With October 2016 having been the busiest month ever for domestic mergers and acquisitions and the upward trend expected to continue, according to Deloitte, what are the benefits of not joining the M&A bandwagon? Mergers and acquisitions take place for various reasons that include tapping into new markets, increasing market share, reducing competition, and expediting growth. If all goes according to plan, they can also bring significant financial benefits. However, mergers and acquisitions can also result in reduced productivity and job losses, and companies also run the risk of not properly pricing these deals as each company is unique and there is a wide variety attributing proper value to existing business relationships. In the same way that the company worth can be misconstrued, the original company vision can get lost in the shuffle. Most companies are forged on the basis of an idea or a passion with the intent of being profitable. Companies can also do good things for society – providing beneficial products or services, providing jobs, and positively affecting the economy, and that is the type of company Reid Middleton strives to be.
Reid Middleton has 85 employees and does significant work in not only the Pacific Rim states, but also across the US and even around the globe. We are considered small in an industry where the largest firms have tens of thousands of employees in many different countries, multi-billion dollar annual revenues, and ownership is traded in the stock market like a commodity. We could likely sell ourselves to a large firm and suddenly be a part of that echelon also. But there is something unique about being part of a smaller community and feeling that you are at least influencing (if not controlling) your own destiny. It affords the opportunity to focus on why this company was formed and why you joined it – both to work with others and also to be a part of an organization providing a real benefit to society.

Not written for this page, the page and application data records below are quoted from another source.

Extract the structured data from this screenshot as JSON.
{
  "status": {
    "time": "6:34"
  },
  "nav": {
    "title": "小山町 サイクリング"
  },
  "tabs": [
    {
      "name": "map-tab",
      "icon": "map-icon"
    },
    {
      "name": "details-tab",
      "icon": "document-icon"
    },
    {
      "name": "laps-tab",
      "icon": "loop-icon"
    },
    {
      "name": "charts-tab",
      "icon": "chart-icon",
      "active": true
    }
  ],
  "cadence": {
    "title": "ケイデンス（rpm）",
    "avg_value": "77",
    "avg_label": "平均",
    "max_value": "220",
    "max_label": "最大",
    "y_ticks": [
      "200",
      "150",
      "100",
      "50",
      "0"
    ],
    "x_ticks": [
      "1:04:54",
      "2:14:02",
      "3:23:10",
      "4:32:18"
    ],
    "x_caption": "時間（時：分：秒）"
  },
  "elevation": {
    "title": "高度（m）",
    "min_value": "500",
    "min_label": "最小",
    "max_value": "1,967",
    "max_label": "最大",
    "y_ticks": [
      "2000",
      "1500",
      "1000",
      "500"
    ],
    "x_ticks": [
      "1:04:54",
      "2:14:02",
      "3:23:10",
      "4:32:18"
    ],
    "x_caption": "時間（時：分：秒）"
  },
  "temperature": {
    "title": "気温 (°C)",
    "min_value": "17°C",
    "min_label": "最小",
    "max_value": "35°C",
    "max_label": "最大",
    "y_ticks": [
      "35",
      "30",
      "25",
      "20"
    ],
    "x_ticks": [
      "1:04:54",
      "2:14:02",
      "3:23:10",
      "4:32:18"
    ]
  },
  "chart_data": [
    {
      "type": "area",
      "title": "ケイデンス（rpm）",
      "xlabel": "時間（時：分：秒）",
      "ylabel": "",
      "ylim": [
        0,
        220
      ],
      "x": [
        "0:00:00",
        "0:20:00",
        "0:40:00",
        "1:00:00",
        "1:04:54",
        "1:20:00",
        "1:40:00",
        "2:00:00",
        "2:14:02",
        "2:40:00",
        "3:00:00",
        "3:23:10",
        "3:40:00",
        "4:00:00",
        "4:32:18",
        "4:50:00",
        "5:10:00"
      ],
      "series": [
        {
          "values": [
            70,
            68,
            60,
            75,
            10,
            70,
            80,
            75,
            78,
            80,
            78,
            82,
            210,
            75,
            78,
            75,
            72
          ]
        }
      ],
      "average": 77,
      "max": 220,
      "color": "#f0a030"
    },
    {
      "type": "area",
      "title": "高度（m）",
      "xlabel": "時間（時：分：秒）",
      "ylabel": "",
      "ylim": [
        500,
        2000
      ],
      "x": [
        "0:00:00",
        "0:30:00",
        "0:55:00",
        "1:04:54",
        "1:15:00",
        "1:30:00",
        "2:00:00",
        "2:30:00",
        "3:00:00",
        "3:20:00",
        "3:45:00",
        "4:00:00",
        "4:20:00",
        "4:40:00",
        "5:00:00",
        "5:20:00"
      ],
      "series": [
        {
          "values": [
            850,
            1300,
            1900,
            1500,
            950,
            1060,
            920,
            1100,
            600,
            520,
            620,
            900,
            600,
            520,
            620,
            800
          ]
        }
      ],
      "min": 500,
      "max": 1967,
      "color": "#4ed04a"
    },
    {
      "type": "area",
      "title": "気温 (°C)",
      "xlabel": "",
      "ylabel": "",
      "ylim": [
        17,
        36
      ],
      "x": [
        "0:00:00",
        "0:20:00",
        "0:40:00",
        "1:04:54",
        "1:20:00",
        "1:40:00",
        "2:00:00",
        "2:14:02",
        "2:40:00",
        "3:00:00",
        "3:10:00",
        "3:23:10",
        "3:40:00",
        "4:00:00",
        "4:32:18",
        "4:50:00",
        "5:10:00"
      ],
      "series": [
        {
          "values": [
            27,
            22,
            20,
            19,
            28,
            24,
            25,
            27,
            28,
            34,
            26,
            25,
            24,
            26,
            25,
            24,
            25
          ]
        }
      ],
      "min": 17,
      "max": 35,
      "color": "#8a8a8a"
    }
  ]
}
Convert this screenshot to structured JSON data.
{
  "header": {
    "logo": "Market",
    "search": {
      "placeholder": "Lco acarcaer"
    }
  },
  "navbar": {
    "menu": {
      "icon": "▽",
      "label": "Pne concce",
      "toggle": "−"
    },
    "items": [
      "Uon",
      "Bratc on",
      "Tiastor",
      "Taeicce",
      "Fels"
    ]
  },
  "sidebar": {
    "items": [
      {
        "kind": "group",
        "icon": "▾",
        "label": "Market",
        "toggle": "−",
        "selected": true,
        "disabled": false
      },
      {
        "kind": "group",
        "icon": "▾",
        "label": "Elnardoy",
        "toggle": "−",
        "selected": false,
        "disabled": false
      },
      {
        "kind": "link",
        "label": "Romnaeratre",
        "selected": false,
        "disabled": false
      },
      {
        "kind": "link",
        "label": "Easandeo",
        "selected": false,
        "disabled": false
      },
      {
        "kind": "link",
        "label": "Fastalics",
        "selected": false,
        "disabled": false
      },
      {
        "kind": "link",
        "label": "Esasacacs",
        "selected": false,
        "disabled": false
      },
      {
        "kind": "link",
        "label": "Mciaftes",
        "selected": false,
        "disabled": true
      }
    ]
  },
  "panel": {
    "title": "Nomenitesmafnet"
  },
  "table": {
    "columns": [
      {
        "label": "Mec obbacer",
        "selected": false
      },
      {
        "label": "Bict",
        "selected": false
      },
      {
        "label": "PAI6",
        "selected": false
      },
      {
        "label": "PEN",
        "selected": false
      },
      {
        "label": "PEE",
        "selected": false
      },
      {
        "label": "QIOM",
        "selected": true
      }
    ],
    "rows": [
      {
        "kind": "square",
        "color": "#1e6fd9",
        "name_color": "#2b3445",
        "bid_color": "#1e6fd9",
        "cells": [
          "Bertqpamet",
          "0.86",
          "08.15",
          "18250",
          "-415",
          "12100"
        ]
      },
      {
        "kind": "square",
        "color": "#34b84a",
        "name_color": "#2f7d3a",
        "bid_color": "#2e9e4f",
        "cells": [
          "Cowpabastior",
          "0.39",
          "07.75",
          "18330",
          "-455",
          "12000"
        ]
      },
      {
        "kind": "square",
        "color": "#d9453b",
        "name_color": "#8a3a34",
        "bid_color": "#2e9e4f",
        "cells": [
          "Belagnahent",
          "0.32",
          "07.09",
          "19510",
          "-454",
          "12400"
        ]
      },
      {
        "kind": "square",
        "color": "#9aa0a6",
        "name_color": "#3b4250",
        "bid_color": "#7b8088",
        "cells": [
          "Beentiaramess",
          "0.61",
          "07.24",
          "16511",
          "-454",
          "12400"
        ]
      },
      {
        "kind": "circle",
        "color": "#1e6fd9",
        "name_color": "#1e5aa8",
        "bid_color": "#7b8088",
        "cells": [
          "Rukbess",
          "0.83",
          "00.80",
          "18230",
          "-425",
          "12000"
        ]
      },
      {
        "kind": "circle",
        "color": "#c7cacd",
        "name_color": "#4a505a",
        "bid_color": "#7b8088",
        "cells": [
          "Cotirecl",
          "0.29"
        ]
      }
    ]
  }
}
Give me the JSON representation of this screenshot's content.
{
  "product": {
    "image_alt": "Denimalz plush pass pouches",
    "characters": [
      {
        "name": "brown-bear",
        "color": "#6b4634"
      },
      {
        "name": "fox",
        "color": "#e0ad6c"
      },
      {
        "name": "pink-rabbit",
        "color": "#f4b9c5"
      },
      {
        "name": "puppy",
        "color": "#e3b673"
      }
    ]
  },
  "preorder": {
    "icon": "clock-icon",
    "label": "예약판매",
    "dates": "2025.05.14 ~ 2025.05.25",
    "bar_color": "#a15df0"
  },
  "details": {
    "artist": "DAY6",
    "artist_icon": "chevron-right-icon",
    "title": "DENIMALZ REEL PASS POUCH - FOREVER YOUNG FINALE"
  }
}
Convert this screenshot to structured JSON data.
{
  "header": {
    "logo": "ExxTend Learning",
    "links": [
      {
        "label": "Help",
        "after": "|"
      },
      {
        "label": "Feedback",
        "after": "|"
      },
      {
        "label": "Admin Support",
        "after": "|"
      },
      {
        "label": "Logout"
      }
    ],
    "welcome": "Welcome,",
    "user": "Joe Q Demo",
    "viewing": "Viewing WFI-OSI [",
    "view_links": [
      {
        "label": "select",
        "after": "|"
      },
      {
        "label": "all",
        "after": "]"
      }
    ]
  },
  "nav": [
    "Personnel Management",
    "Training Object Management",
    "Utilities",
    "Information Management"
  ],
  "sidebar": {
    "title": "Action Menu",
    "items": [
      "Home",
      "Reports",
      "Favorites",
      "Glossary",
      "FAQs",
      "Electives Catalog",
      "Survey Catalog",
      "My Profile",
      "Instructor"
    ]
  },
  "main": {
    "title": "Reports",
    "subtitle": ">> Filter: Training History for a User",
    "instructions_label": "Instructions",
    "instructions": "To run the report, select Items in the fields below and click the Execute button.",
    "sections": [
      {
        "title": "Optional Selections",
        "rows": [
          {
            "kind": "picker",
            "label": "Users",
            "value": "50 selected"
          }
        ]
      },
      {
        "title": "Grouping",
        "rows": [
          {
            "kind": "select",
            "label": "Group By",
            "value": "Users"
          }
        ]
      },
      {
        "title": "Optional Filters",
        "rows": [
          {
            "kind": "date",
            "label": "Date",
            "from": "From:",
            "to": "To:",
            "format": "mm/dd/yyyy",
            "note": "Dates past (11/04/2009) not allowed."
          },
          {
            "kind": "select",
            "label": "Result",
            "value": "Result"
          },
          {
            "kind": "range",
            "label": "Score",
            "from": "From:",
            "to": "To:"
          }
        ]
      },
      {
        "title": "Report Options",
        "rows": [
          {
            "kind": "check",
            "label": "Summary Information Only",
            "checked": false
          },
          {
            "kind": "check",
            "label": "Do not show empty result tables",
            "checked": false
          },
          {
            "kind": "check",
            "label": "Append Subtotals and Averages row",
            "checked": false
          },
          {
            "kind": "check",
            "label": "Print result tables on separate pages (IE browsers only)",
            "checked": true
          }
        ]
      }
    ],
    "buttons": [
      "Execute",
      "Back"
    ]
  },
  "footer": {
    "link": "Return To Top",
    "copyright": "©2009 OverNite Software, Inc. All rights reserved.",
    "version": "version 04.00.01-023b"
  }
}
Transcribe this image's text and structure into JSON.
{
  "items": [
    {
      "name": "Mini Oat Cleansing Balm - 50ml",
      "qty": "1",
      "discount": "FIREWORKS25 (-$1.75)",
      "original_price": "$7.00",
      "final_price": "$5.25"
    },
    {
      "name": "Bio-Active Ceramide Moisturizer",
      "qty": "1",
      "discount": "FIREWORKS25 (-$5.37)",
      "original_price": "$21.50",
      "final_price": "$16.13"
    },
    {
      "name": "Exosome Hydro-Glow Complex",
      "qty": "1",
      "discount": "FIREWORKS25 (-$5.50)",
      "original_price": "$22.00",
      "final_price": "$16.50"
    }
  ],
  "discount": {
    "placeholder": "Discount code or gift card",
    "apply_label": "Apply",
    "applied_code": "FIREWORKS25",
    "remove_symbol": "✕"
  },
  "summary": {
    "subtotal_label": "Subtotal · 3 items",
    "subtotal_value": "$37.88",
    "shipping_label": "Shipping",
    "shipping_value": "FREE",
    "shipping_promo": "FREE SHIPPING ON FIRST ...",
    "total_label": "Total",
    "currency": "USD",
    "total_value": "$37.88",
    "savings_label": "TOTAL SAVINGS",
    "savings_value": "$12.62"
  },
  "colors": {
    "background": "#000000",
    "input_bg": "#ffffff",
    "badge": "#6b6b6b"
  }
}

I’ve had discussions with managers at large firms and they have shared their frustrations regarding a primary emphasis on ‘the numbers’. Particularly for publically traded companies, there is great pressure to show consistently improving financial performance reported on a quarterly basis. If the bottom line isn’t improving, then shareholders may call for major changes in the company leadership, direction, and organization. The focus can seem to move away from providing a benefit to society through a product or service, to a focus on providing a benefit to society through the financial gain that owners (shareholders) can obtain by investing in the company. Don’t misunderstand, as a small independent company, we need to be profitable, but we don’t have outside shareholders making demands on us to show a forecasted profit and requiring wholesale changes to the company in order to meet that number.
Client Focused Culture
At Reid Middleton we have developed a culture that continues to focus on meeting the needs of our clients. We want to be involved with our clients for the long term, developing relationships that are as successful as the projects themselves. We have assembled a staff that are dedicated to each other and the success of the firm and our clients. Our leadership is “home grown” and we have taken the company where it is today. We are an employee owned firm with 60% of our staff holding stock – ensuring everyone is invested in the long term success of the firm. Our board of directors averages 20 years tenure with Reid Middleton, bringing history and also commitment to being an enduring company. Our leadership wants to turn over what has been given to them – the opportunity to lead, decide and stay close to our clients and our work – to the next generation developing within Reid Middleton.
So why be an independent company? To provide a true benefit to society working with other like-minded people in a way that meets our clients’ needs while providing the personal satisfaction by doing it in a way and fashion that we have determined ourselves.